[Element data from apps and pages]
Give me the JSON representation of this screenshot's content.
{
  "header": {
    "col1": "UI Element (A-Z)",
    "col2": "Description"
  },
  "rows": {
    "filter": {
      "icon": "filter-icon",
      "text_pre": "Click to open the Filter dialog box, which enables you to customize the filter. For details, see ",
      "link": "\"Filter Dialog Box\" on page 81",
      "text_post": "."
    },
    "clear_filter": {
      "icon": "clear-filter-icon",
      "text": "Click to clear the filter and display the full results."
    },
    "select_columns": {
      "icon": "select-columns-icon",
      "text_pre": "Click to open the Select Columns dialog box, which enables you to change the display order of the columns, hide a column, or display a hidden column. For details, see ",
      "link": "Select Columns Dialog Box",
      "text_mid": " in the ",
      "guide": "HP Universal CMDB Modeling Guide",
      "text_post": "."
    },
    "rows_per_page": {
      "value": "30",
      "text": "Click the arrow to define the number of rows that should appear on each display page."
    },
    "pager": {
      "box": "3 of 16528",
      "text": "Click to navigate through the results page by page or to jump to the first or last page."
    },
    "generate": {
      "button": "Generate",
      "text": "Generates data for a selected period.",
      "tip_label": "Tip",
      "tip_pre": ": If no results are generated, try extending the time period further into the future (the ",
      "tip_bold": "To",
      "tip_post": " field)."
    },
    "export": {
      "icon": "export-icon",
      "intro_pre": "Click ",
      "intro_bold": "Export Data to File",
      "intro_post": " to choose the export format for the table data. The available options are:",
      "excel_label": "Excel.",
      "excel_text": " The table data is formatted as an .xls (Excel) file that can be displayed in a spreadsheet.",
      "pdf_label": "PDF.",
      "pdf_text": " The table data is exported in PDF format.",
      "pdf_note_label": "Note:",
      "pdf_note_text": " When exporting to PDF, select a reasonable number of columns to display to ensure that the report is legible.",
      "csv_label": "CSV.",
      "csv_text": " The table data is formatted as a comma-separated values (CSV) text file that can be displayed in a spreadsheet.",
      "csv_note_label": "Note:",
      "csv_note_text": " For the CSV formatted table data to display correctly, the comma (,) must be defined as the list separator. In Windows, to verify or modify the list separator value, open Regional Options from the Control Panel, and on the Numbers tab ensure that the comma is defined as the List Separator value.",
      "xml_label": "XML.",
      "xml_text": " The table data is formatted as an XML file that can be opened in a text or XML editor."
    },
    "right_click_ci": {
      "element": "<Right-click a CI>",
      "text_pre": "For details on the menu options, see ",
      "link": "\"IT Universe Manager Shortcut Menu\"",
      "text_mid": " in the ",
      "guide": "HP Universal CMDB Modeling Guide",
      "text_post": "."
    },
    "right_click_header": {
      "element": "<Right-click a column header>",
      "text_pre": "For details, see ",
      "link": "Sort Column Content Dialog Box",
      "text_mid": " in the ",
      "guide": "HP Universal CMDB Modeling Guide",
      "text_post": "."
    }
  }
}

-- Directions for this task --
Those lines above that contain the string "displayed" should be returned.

-- Solution to the exercise --
      "excel_text": " The table data is formatted as an .xls (Excel) file that can be displayed in a spreadsheet.",
      "csv_text": " The table data is formatted as a comma-separated values (CSV) text file that can be displayed in a spreadsheet.",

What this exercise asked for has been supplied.